#### Provided information ####

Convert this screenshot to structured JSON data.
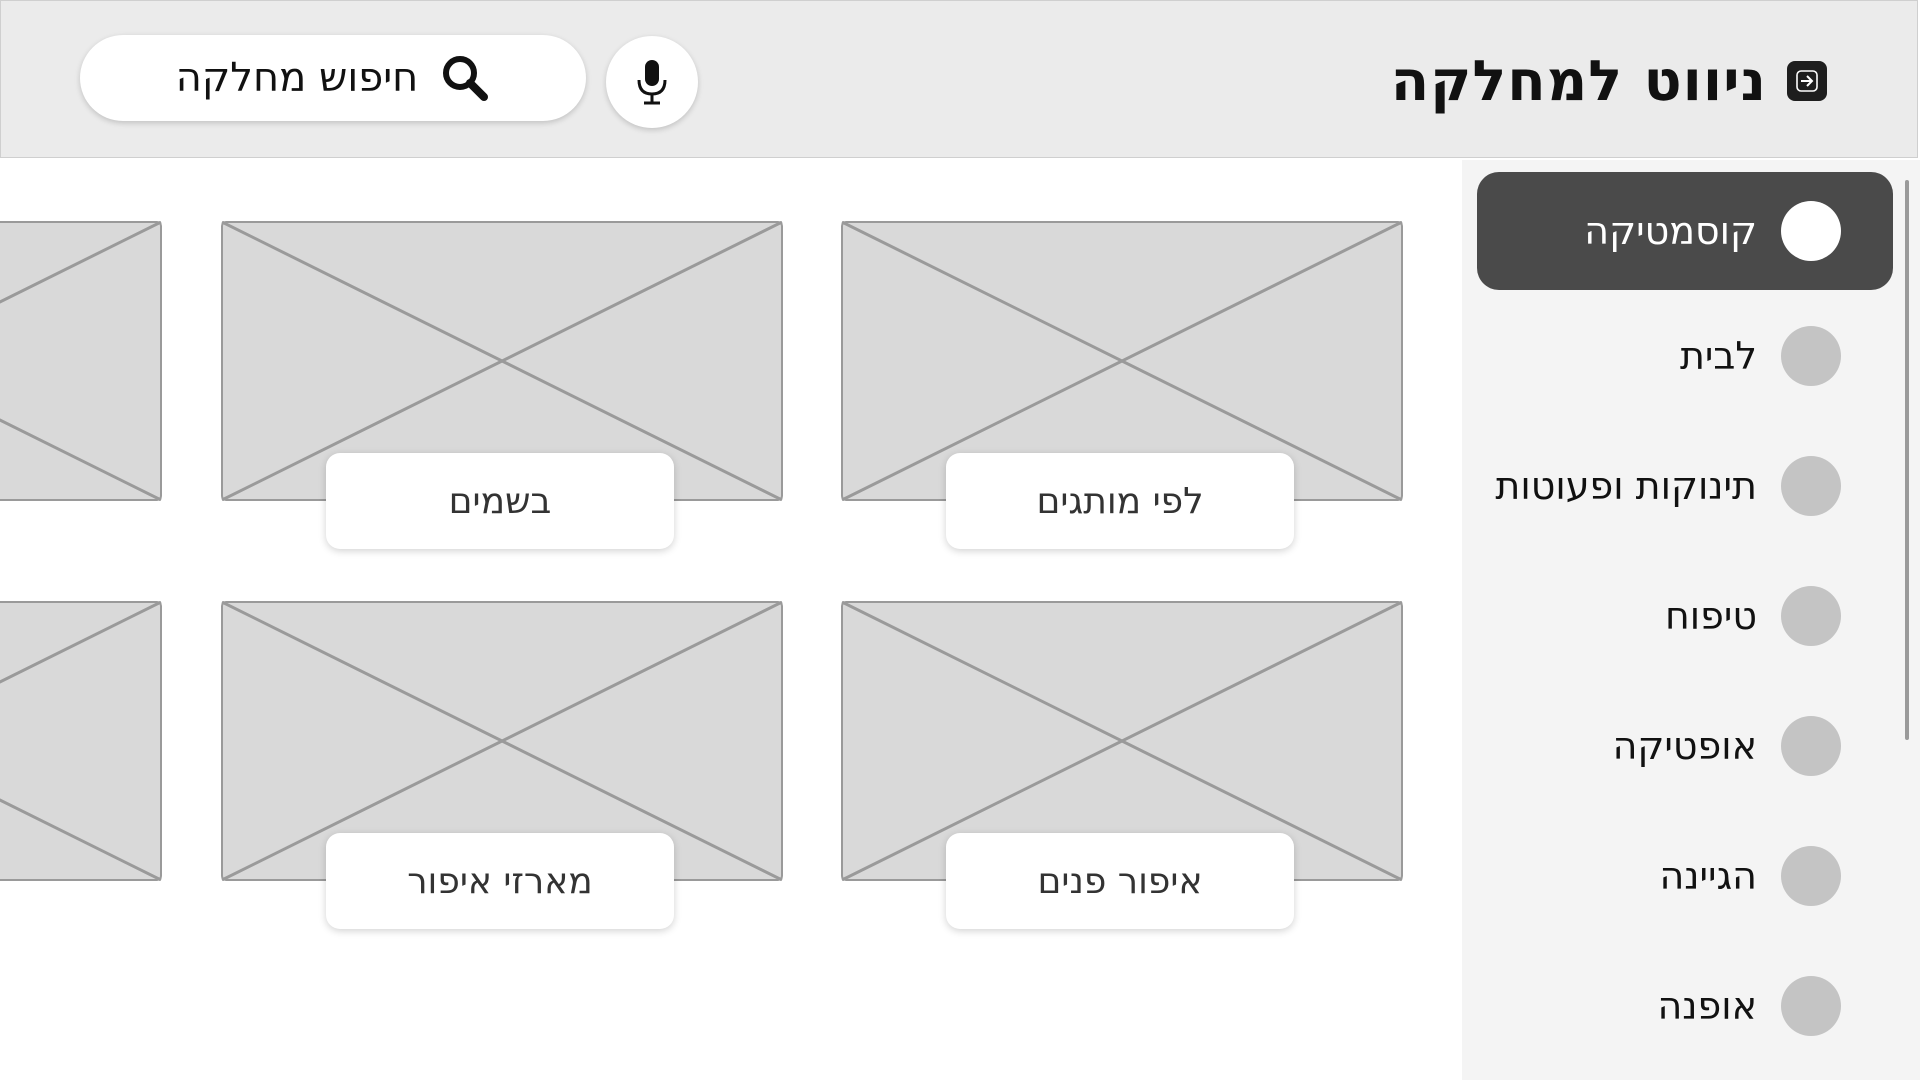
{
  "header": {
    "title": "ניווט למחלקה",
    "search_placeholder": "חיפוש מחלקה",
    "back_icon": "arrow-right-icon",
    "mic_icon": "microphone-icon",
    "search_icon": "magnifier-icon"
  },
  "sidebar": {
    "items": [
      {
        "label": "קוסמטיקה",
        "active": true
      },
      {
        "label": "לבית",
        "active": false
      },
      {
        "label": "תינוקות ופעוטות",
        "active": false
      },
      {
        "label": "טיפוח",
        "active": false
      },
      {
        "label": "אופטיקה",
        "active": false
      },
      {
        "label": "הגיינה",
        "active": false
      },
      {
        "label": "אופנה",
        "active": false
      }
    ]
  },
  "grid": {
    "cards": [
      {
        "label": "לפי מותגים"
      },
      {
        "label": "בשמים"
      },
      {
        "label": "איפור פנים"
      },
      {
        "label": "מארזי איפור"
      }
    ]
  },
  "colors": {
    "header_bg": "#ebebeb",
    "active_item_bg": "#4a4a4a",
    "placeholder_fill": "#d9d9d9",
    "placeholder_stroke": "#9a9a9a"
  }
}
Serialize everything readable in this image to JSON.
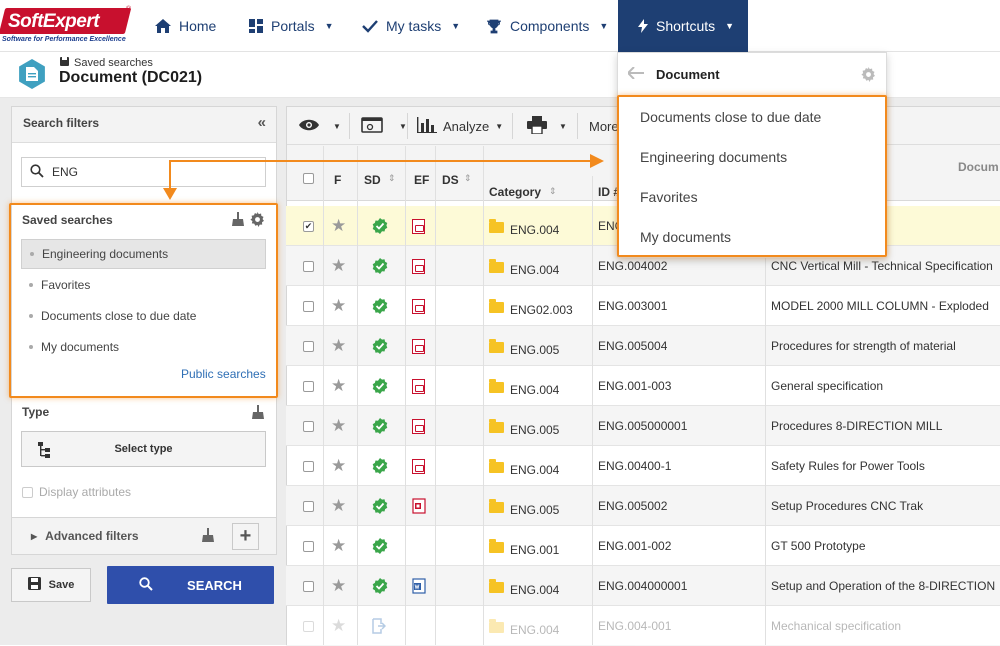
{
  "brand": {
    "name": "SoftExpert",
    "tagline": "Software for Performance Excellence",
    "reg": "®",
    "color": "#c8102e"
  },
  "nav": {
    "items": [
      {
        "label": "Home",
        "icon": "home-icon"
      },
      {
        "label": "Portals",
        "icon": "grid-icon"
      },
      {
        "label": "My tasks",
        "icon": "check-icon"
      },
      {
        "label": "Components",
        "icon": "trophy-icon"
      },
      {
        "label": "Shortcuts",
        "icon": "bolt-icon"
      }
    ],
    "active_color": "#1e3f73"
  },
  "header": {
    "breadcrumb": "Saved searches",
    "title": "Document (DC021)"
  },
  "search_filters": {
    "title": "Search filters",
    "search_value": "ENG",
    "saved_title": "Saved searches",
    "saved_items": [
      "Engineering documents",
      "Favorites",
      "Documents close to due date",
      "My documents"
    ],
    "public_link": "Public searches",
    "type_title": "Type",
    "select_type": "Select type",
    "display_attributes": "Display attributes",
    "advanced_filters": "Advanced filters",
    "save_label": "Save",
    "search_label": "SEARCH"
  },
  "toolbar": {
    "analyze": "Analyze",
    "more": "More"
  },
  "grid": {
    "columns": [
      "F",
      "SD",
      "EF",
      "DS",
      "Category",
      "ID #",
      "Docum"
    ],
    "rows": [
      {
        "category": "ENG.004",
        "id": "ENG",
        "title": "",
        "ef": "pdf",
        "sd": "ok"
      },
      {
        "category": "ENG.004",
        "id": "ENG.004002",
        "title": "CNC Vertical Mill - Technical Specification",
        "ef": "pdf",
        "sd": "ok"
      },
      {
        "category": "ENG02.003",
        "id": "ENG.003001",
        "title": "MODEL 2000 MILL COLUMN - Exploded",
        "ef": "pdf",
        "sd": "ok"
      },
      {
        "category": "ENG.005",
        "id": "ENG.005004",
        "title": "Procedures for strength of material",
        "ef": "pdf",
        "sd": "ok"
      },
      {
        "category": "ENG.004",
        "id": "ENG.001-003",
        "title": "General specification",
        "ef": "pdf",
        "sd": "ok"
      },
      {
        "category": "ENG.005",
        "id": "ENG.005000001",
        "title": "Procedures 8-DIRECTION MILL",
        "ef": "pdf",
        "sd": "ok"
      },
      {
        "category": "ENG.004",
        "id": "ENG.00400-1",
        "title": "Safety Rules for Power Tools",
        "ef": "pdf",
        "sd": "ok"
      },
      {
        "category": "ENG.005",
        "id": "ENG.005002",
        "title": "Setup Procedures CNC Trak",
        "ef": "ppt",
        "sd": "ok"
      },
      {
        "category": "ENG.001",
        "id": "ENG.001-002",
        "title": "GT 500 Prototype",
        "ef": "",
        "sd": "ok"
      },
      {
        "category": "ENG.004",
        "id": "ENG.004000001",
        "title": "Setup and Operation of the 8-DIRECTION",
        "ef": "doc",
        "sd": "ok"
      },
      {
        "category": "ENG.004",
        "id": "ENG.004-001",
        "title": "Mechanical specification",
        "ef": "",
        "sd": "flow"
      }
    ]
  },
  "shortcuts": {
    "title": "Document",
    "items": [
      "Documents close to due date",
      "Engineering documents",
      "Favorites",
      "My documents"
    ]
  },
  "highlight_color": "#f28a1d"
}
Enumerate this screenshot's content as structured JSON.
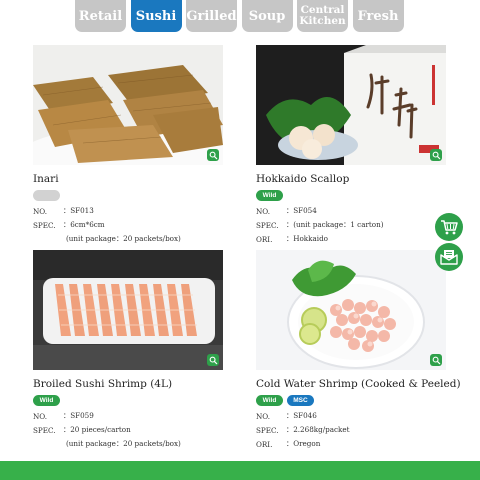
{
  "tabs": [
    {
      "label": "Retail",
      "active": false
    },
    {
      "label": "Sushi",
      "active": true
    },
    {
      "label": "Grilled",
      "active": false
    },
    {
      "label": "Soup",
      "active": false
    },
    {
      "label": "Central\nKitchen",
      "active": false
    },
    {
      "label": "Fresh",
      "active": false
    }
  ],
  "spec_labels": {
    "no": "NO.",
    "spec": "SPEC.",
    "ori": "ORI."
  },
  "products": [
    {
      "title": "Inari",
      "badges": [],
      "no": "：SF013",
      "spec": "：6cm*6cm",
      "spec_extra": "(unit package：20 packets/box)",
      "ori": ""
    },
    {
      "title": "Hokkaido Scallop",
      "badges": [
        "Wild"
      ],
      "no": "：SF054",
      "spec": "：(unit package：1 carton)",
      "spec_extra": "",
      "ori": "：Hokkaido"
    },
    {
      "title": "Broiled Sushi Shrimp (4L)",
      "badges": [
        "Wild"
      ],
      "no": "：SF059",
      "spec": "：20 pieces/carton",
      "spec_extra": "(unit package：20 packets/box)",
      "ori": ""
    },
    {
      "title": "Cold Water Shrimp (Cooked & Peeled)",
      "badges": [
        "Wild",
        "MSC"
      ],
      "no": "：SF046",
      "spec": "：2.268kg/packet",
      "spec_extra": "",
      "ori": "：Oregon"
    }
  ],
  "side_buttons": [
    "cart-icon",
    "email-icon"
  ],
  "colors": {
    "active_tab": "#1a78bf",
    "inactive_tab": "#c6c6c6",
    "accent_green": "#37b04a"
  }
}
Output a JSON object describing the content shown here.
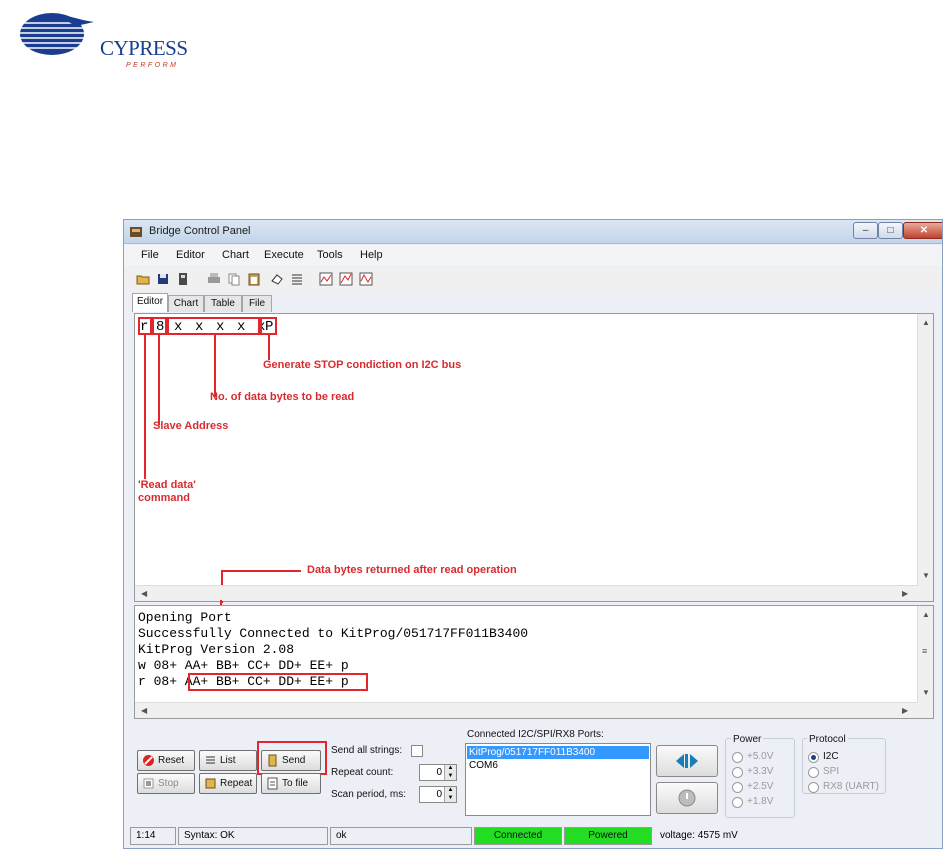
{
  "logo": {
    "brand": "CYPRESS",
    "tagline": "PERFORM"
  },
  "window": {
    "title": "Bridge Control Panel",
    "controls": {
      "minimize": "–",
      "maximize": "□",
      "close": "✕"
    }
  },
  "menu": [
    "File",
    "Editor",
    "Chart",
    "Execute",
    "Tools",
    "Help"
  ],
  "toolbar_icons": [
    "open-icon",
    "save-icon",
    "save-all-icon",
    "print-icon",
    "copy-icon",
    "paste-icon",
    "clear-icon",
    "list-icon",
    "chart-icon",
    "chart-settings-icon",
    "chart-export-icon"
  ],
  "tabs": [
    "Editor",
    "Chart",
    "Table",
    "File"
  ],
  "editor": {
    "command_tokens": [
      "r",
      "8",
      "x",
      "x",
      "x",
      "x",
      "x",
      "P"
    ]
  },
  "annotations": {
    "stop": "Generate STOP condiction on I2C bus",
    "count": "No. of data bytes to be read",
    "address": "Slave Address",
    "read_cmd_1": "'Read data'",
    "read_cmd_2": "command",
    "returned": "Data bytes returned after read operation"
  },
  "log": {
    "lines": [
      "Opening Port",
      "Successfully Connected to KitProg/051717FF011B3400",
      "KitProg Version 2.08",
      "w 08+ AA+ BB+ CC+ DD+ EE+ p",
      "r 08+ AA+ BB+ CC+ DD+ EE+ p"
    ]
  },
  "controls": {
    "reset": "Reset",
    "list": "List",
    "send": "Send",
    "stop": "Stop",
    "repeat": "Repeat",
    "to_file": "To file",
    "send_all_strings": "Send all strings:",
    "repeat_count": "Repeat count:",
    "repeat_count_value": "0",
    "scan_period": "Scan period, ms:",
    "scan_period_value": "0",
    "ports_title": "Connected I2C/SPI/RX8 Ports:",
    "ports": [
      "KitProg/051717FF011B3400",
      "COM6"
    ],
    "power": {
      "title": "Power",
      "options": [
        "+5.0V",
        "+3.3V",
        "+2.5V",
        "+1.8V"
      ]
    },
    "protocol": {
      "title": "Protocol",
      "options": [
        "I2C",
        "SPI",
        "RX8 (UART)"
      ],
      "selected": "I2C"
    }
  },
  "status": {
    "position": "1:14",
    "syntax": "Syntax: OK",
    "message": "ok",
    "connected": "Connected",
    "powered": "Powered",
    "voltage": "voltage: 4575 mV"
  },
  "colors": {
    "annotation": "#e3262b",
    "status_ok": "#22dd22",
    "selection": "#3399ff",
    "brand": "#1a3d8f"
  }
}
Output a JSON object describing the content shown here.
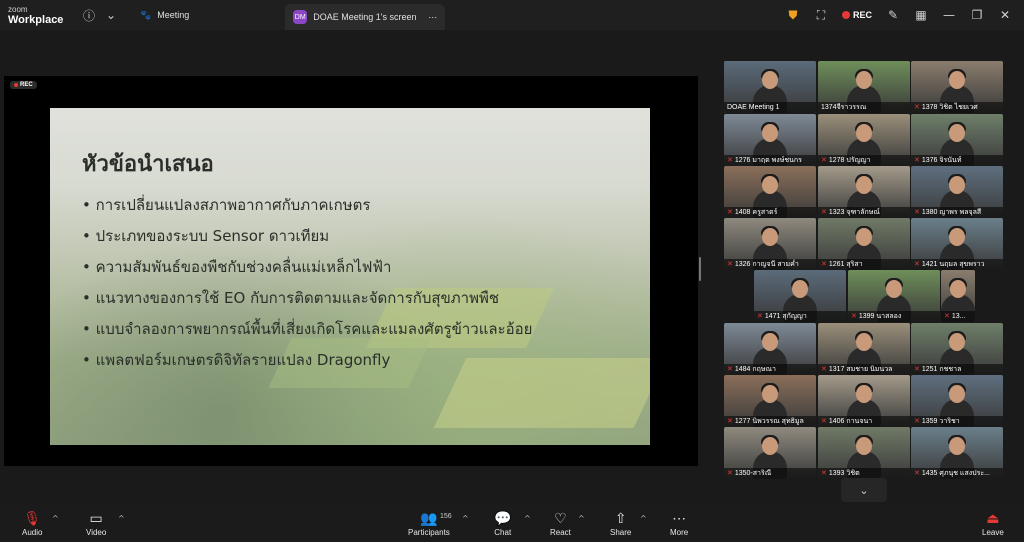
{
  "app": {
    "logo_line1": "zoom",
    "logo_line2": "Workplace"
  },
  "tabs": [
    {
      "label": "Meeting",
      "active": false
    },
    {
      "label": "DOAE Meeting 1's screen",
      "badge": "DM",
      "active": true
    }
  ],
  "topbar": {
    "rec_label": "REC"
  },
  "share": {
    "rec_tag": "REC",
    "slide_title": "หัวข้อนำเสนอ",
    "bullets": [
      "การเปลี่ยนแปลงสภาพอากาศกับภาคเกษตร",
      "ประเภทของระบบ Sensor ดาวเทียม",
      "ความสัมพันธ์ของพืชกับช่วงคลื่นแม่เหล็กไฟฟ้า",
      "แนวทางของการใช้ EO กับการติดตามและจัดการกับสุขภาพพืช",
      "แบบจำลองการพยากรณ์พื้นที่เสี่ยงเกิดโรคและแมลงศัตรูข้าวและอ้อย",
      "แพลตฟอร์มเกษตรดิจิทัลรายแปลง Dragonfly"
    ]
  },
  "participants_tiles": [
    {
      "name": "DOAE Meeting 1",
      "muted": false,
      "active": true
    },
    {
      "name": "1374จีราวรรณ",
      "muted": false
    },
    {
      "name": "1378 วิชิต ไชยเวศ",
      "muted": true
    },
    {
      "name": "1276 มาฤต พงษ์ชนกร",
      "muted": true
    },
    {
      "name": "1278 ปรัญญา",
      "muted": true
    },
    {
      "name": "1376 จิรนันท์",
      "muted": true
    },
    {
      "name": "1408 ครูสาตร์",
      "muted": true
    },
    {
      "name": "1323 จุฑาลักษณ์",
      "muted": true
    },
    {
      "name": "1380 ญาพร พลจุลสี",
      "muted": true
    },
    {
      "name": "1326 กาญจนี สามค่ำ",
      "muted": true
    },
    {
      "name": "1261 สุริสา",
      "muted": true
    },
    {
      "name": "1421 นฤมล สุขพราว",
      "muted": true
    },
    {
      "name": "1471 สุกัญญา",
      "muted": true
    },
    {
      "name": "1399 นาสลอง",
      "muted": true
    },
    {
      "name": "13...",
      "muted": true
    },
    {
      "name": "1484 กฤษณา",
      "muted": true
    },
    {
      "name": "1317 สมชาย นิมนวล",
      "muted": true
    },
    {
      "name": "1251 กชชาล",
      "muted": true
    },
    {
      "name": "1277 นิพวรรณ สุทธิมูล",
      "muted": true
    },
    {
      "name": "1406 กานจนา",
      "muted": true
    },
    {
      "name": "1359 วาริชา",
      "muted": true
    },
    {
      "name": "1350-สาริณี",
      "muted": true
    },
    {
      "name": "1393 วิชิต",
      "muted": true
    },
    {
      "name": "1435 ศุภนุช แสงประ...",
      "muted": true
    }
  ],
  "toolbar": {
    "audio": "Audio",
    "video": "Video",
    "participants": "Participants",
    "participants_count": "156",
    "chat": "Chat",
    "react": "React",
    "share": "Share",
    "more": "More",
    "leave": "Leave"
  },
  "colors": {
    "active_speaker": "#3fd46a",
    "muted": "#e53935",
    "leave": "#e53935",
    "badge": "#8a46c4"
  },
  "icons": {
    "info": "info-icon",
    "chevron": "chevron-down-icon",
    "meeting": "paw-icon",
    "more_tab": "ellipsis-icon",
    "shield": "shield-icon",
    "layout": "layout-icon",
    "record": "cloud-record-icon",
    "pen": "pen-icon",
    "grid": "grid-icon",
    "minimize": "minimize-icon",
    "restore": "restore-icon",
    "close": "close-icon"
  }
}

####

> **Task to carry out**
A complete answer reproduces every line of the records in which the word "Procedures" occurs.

> **Solution for this task**
        "title": "Procedures for strength of material",
        "title": "Procedures 8-DIRECTION MILL",
        "title": "Setup Procedures CNC Trak",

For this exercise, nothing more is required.